The second amendment to the US Constitution is in the limelight again. Some strongly embrace the rights it grants, while others deeply scrutinize them. A report compiled by Mother Jones, indexing mass shootings in the United States, includes the following sobering statistics:
- Since 1982, there have been at least 62 mass shootings across the country (in 30 states from MA to HI)
- 25 mass shootings have occurred since 2006
- Seven of the mass shootings took place in 2012
The atrocities that befell Sandy Hook elementary school in Newtown, Connecticut, are still fresh in the minds of Americans. Sadly, there have been three more shootings on school campuses since the events of December 14, 2012, and understandably, American citizens and government officials are seeking solutions to this problem. Whenever tragedies like this occur, the video game industry is also called into question. In a recent article for Psychology Today, Dr. Romeo Vitelli, suggests that the lack of sufficient evidence to make a correlation between video games and violence may be the result of not asking the right questions to begin with.

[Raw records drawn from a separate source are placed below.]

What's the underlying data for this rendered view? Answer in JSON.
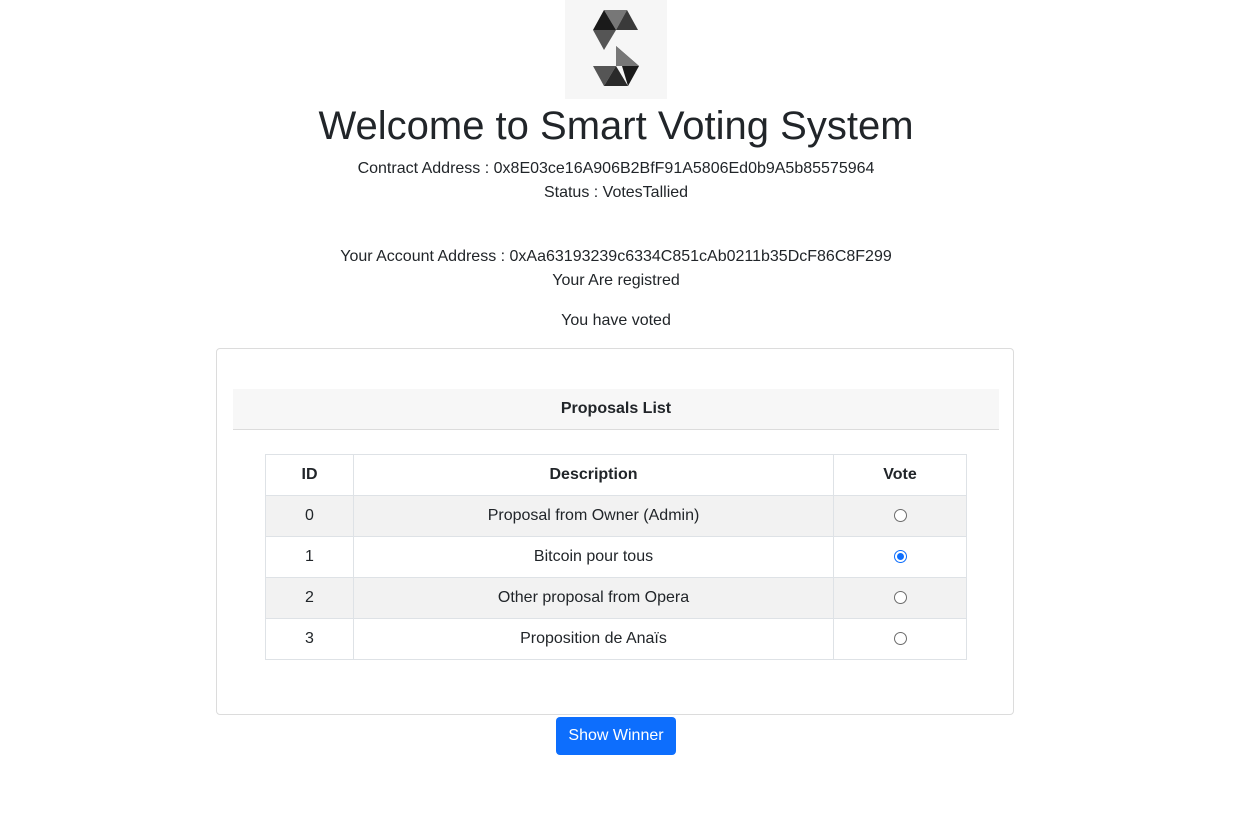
{
  "header": {
    "logo_icon": "solidity-logo-icon",
    "title": "Welcome to Smart Voting System",
    "contract_address": "Contract Address : 0x8E03ce16A906B2BfF91A5806Ed0b9A5b85575964",
    "status": "Status : VotesTallied"
  },
  "account": {
    "address": "Your Account Address : 0xAa63193239c6334C851cAb0211b35DcF86C8F299",
    "registration": "Your Are registred",
    "vote_status": "You have voted"
  },
  "proposals": {
    "heading": "Proposals List",
    "columns": [
      "ID",
      "Description",
      "Vote"
    ],
    "rows": [
      {
        "id": "0",
        "description": "Proposal from Owner (Admin)",
        "selected": false
      },
      {
        "id": "1",
        "description": "Bitcoin pour tous",
        "selected": true
      },
      {
        "id": "2",
        "description": "Other proposal from Opera",
        "selected": false
      },
      {
        "id": "3",
        "description": "Proposition de Anaïs",
        "selected": false
      }
    ]
  },
  "actions": {
    "show_winner_label": "Show Winner"
  },
  "colors": {
    "primary": "#0d6efd",
    "text": "#212529",
    "striped_row": "#f2f2f2"
  }
}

Blame the Game (?)
This month will mark the 15-year anniversary of the Columbine High School Massacre. The shooters, Eric Harris and Dylan Klebold, murdered 13 people and injured 21 others. The game blamed for this tragedy was Doom. During the planning phase of the assault, Harris is quoted as saying, “It’ll be like the LA riots, the Oklahoma bombing, WWII, Vietnam, Duke Nukem, and Doom all mixed together.” Family members of the victims sued 25 video game companies that they believed were responsible for the deaths.
Before that, games like Mortal Kombat were blamed for schoolyard fights, because of the realism granted by the game’s 16-bit graphics and gratuitous gore (i.e., splats of red if you played the Sega Genesis version or knew the blood code for the SNES version). This frenzied the student body of my Alma Mater, Northside Elementary, as uppercuts and bicycle kicks became the new high-five.
As far as I’m aware, most of my former classmates have not engaged in any school shooting rampages unless it involved a Nerf gun. Sadly, one friend from elementary school did commit a heinous murder. He was obsessed with gore and enjoyed reminiscing scenes from the Nightmare on Elm Street and Friday the 13th series. Like many of us, he enjoyed video games, ranging from 16-bit fighters to masterpieces launched during the 64-bit era, namely The Legend of Zelda: Ocarina of Time. In retrospect, perhaps he should never have been permitted to play such games.
In 1994, four years prior to the release of Zelda OoC and two years after the launch of the first Mortal Kombat, consumers were provided with the ESRB (Educational Software Rating Board) rating system for gauging the content in a game just like the MPAA rating for films. The ESRB system prevents underage children from purchasing games deemed inappropriate based on the child’s age. Some parents adamantly abide by the system when purchasing games for a child, while some do not. The reality is, not every child who plays Grand Theft Auto will commit the felony.